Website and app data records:
# # # # #

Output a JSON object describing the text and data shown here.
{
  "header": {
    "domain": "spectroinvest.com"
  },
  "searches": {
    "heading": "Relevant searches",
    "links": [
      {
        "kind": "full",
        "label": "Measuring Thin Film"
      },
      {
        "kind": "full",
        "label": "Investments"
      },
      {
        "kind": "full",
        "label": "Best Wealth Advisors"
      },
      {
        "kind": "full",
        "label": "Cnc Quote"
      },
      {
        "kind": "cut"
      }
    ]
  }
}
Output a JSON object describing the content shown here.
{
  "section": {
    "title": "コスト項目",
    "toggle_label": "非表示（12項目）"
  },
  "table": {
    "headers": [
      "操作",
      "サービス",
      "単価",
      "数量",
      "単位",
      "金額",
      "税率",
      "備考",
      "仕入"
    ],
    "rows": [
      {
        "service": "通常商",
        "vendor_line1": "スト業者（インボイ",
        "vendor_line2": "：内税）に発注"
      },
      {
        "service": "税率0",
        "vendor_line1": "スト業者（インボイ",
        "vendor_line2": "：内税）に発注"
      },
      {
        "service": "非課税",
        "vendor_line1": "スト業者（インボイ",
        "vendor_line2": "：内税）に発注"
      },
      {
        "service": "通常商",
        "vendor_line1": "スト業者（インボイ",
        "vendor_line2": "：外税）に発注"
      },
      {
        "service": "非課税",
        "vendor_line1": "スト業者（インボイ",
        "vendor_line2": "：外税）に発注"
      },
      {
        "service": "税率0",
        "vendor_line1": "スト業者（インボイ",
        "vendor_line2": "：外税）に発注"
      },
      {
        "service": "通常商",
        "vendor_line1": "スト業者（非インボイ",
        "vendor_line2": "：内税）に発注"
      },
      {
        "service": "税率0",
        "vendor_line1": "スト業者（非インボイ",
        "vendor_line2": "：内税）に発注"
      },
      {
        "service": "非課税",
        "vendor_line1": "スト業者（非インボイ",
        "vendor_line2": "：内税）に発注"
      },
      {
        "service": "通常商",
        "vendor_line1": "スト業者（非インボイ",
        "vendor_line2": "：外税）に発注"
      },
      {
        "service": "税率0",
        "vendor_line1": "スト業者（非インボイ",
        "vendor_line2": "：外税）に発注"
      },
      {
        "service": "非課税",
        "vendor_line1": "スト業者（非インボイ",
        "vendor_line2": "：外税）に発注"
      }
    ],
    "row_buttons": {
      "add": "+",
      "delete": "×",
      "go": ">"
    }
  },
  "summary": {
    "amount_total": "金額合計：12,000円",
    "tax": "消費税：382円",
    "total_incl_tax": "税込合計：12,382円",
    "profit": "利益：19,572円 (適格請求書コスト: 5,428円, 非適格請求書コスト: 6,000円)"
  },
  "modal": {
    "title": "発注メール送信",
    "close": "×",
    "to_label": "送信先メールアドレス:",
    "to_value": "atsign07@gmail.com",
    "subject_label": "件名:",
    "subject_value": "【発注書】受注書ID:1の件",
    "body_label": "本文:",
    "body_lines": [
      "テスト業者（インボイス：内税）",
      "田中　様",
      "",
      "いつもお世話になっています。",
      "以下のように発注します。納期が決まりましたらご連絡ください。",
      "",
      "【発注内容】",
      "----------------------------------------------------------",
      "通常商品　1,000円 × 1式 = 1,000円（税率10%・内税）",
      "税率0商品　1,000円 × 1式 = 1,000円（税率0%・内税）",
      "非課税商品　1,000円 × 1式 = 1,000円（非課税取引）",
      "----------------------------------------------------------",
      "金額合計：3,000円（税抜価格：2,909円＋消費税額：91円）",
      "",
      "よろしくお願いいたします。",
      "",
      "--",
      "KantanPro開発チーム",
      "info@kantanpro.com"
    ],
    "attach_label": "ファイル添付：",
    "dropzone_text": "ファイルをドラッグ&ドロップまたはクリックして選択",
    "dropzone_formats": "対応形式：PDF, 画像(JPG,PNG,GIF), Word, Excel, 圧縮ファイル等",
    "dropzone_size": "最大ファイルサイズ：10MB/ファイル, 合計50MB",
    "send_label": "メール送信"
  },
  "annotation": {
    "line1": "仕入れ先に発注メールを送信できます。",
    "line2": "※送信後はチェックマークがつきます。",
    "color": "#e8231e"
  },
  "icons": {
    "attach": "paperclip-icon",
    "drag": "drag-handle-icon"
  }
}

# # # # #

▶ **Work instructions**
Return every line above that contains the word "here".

▶ **Output below**
Output a JSON object describing the text and data shown here.
Output a JSON object describing the content shown here.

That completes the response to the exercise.